What you should do = In the records that follow, find each line with "Output" and pull it out.

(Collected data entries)
==================================================

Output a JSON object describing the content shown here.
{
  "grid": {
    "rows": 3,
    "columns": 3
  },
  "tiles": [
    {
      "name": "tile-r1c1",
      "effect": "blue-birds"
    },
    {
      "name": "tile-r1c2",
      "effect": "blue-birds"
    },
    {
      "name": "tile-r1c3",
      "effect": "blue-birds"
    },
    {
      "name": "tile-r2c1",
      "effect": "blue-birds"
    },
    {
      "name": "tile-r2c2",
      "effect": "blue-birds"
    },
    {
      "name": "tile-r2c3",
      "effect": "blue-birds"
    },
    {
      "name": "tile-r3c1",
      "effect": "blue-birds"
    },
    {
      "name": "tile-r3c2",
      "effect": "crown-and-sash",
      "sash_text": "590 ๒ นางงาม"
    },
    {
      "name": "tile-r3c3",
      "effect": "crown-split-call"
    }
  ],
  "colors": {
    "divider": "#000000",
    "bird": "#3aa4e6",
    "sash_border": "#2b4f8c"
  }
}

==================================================

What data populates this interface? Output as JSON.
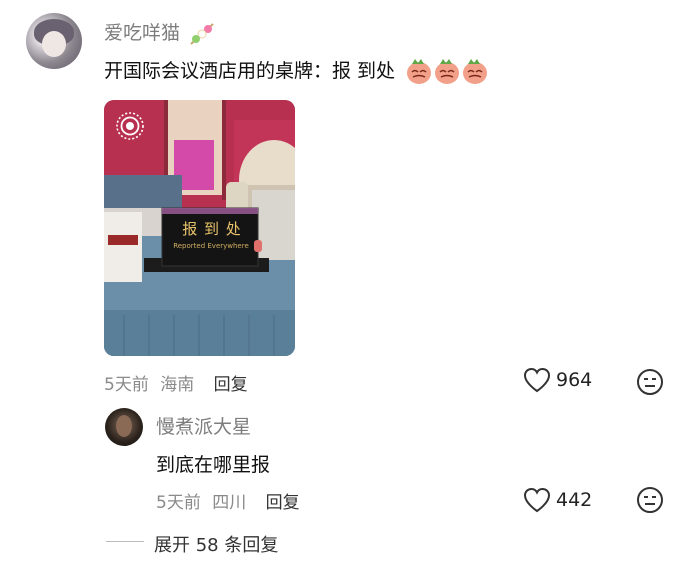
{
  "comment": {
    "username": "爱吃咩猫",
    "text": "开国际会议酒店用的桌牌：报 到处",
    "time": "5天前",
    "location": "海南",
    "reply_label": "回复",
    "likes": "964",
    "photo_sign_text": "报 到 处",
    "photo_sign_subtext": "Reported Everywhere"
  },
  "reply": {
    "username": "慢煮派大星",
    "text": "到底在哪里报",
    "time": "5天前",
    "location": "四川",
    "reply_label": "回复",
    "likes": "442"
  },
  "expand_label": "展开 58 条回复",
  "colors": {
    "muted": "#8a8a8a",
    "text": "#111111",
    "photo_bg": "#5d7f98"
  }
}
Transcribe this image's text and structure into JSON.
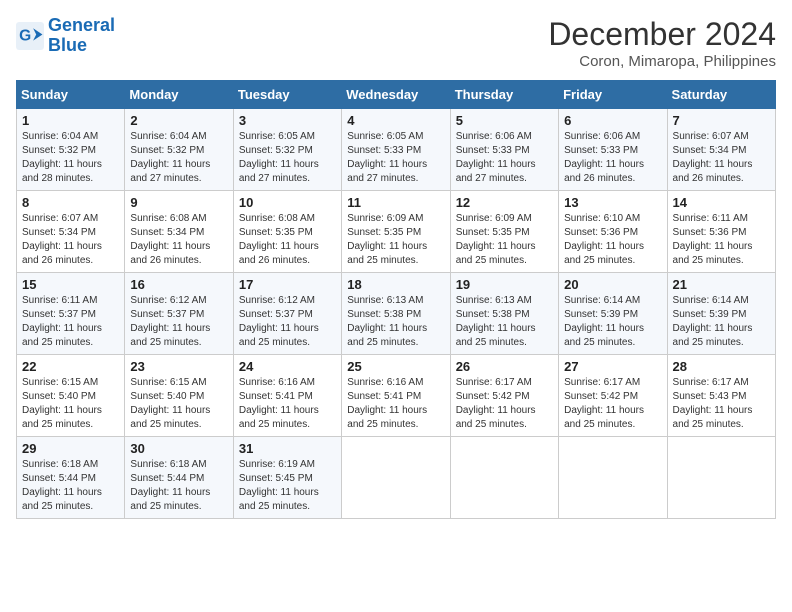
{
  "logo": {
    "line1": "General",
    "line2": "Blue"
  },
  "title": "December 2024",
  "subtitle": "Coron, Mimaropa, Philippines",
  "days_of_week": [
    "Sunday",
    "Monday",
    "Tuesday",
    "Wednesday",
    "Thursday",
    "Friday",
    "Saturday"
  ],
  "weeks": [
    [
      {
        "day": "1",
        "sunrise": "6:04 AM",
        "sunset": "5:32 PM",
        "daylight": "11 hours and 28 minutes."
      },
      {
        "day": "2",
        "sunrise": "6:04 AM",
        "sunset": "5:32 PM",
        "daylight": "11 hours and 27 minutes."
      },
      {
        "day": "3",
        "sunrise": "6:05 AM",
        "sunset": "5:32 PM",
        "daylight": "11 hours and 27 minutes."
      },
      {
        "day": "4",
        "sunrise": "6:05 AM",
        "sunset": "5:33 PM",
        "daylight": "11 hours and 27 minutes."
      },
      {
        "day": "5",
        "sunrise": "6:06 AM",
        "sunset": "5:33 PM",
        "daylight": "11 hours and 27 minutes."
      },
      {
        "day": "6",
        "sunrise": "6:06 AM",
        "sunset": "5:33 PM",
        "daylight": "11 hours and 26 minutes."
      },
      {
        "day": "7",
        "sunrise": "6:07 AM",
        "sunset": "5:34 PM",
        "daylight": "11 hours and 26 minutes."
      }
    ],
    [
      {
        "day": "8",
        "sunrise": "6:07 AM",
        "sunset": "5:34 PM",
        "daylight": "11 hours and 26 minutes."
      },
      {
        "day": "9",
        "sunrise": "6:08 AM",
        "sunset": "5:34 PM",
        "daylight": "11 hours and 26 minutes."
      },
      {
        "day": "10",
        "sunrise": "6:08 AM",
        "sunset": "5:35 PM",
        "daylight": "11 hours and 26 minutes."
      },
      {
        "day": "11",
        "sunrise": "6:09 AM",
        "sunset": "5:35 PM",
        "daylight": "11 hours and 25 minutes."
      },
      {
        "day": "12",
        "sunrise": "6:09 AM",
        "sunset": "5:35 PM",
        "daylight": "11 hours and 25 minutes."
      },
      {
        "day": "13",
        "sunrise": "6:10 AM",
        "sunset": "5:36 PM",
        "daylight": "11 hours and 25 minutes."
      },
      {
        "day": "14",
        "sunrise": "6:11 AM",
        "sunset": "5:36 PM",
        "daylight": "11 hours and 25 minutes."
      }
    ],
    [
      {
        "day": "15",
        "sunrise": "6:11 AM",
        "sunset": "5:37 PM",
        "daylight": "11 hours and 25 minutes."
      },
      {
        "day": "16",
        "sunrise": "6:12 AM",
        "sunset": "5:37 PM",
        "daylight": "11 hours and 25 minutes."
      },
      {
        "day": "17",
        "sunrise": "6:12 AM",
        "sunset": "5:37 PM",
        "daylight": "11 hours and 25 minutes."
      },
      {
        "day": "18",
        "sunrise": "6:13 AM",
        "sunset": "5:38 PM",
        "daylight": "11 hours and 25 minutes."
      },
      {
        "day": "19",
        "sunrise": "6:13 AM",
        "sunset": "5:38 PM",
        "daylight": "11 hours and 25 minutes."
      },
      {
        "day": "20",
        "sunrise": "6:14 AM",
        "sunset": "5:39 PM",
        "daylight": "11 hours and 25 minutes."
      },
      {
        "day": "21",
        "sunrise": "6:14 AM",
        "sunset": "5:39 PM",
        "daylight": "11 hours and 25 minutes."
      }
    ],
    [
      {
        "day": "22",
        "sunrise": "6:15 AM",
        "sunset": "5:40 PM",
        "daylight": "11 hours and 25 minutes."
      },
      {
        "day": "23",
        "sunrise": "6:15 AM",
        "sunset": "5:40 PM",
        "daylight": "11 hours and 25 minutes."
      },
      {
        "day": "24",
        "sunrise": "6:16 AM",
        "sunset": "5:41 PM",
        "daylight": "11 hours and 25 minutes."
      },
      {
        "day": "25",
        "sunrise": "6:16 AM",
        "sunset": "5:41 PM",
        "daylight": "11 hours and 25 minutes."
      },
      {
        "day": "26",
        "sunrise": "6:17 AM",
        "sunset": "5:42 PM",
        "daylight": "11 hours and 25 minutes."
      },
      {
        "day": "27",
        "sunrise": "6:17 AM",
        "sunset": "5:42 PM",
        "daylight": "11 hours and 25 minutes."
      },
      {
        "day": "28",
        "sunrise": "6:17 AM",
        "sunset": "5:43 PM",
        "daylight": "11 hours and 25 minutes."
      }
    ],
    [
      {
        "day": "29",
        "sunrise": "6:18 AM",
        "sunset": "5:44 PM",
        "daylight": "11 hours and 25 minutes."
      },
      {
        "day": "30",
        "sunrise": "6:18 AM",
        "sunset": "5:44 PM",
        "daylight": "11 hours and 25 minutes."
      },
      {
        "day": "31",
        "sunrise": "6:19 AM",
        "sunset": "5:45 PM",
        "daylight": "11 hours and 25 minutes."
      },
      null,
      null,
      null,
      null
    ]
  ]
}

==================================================

Result of the task =
Output a JSON object describing the content shown here.
What data populates this interface? Output as JSON.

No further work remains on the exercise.